\begin{array}{c c c c}

n & l & m_l & m_s \\

&&& \\

1 & 0 & 0 & +1/2 \\

1 & 0 & 0 & -1/2 \\

\end{array}

Next we come to \(2s^2 2p^6\). This indicates that there are two \(s\)-electrons in the \(L\)-shell and six \(p\)-electrons in the L-shell. Let's look at their quantum numbers:

\begin{array}{c c c c}

n & l & m_l & m_s \\

&&& \\

2 & 0 & 0 & +1/2 \\

2 & 0 & 0 & -1/2 \\

2 & 1 & -1 & +1/2 \\

2 & 1 & -1 & -1/2 \\

2 & 1 & 0 & +1/2 \\

2 & 1 & 0 & -1/2 \\

2 & 1 & 1 & +1/2 \\

2 & 1 & 1 & -1/2 \\

\end{array}

And so on, and so on and so on… Many physics and chemistry books give the configurations of the ground states of all the atoms in the periodic table, and such tables are well worth careful study. Recall that, for a given \(n\), \(l\) can take values only up to \(n − 1\), so that, for example, the \(N\)-shell (\(n = 3\)) can have only \(s\), \(p\), and \(d\) electrons. Within a given shell, there can be only two \(s\)-electrons, six \(p\)-electrons, ten \(d\)-electrons, \(2(2l+1)\) electrons with orbital angular momentum quantum number \(l\). A given shell can hold only \(2n^2\) electrons each having its unique set of four quantum numbers. You will observe that copper, in its ground configuration, has full \(K\), \(L\), and \(M\) shells, plus one outer electron in its \(N\) shell.
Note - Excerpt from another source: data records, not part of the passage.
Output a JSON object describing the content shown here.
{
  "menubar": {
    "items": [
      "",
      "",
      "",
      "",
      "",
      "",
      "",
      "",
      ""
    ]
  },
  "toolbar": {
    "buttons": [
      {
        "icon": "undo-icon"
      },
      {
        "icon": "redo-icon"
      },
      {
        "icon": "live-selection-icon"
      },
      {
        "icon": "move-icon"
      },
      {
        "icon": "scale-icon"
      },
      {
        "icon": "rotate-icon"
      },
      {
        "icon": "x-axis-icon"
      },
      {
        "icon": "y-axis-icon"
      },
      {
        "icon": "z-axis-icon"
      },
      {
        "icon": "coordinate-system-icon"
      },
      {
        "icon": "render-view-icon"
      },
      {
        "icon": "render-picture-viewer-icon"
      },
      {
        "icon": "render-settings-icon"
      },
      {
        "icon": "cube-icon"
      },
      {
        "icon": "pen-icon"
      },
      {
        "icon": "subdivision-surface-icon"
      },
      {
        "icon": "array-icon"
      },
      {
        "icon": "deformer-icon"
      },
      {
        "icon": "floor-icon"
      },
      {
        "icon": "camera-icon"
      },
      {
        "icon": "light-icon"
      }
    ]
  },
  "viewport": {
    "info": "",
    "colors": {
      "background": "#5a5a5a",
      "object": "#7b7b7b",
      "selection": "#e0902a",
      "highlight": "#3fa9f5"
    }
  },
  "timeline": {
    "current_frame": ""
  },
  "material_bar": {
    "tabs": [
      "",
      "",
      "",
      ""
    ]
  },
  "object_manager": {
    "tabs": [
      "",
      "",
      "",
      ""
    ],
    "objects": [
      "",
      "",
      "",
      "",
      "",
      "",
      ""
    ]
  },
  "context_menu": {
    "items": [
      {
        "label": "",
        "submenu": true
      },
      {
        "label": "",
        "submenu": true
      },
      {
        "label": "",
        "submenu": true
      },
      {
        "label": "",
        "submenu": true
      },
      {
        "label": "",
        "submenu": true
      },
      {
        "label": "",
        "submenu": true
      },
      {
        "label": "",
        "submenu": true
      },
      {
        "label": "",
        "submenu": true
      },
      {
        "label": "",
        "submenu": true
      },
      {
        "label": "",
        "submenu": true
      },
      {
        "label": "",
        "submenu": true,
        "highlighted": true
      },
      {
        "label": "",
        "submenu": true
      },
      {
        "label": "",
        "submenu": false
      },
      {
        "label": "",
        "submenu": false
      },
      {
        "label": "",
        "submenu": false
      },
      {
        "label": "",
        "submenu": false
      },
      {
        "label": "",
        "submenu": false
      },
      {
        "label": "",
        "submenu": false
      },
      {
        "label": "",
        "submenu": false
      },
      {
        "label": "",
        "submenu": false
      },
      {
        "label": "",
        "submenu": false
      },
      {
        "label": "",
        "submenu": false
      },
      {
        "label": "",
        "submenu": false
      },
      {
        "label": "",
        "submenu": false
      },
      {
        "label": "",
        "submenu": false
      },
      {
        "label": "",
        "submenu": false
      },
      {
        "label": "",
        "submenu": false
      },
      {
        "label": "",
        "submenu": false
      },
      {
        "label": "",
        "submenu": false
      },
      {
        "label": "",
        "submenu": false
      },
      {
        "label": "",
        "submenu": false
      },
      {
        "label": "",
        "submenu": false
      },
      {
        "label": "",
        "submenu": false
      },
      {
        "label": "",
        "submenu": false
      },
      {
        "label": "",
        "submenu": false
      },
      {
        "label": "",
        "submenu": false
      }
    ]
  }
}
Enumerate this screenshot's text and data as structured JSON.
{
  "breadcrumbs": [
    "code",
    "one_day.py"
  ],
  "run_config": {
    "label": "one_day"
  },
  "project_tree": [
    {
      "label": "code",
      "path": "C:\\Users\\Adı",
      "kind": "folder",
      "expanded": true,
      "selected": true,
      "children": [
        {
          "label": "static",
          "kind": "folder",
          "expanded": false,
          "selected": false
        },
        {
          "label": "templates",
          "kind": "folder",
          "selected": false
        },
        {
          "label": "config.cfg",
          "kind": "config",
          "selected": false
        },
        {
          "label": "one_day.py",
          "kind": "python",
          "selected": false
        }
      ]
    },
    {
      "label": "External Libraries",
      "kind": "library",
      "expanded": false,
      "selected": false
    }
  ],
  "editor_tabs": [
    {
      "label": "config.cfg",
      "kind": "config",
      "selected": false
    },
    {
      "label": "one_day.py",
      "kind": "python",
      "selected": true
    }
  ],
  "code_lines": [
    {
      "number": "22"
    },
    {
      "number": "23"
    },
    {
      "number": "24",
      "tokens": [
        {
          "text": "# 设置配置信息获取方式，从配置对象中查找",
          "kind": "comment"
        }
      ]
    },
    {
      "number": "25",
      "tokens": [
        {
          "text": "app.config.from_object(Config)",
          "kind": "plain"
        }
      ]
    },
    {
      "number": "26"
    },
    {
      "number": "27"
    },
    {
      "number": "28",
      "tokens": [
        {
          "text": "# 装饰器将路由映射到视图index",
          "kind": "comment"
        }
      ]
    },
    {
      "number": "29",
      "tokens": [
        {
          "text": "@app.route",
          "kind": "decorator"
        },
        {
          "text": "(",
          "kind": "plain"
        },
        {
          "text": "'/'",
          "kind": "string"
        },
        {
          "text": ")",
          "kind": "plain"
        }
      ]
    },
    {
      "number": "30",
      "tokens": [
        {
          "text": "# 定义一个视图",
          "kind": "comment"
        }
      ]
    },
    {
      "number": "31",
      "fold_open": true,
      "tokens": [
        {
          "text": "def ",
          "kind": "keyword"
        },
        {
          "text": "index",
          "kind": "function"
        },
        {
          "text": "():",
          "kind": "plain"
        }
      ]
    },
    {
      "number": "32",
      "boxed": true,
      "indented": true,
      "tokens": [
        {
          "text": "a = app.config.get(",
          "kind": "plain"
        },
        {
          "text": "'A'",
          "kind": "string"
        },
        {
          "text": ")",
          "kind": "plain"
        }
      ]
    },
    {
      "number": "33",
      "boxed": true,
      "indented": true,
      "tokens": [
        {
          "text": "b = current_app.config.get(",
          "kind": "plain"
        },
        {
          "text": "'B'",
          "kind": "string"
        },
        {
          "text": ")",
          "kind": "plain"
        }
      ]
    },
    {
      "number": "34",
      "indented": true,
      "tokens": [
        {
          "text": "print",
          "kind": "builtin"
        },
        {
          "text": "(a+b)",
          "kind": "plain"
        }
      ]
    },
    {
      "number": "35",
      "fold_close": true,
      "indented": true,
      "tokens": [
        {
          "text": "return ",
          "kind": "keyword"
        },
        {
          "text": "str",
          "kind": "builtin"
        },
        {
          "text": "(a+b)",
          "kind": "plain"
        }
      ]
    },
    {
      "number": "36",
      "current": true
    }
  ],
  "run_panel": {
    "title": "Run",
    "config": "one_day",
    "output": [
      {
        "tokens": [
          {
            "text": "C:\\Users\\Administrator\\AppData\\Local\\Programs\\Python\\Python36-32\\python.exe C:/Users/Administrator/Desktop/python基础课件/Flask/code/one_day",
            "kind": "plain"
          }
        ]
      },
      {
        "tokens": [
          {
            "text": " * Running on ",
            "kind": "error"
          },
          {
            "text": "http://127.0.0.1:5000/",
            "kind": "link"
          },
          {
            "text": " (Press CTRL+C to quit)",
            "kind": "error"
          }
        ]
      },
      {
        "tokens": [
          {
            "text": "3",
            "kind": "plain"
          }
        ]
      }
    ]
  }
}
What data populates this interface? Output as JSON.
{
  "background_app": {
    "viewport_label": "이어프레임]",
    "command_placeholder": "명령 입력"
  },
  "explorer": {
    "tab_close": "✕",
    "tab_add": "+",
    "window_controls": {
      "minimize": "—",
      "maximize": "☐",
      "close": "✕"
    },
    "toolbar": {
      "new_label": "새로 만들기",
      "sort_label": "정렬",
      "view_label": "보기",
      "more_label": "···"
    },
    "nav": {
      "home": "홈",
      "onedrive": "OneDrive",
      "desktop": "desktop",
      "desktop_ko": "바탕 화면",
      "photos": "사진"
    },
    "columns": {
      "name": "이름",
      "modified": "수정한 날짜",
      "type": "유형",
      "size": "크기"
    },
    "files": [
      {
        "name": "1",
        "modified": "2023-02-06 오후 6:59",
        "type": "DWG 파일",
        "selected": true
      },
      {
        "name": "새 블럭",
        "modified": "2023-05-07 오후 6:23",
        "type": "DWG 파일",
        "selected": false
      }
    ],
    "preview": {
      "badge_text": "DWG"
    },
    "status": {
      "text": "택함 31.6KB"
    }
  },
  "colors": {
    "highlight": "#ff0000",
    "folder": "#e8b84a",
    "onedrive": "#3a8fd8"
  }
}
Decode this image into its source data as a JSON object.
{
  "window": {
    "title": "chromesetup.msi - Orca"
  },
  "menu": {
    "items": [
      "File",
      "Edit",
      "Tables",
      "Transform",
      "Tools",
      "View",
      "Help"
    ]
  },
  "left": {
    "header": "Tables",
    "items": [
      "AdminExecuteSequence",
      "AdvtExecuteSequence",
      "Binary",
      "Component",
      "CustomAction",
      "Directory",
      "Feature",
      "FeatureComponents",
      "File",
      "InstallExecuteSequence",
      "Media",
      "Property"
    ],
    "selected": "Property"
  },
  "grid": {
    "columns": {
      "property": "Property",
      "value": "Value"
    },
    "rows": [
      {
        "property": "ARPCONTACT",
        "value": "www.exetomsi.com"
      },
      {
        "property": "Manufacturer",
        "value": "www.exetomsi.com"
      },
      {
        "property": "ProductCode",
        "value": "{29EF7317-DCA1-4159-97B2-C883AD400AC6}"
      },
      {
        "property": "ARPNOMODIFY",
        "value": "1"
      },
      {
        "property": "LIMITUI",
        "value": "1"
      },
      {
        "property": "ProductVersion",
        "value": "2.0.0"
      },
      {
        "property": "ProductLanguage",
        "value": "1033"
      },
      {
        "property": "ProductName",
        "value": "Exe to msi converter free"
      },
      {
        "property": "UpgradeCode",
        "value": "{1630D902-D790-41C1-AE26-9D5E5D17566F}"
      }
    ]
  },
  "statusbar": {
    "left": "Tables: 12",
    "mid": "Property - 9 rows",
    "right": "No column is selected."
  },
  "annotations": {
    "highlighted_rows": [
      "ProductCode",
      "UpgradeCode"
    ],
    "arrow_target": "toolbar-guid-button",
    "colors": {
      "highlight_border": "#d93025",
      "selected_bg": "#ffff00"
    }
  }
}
As said at the beginning of this chapter, we expect only to introduce some of the words and ideas encountered in spectroscopy. Careful study of more detailed textbooks will be necessary, and I strongly recommend trying yourself to build up the ground configurations of at least the first 30 elements, up to zinc. Compare your efforts with tables in the books, and you will find that the ground configurations of a very few of the first thirty elements may not be exactly what you predicted.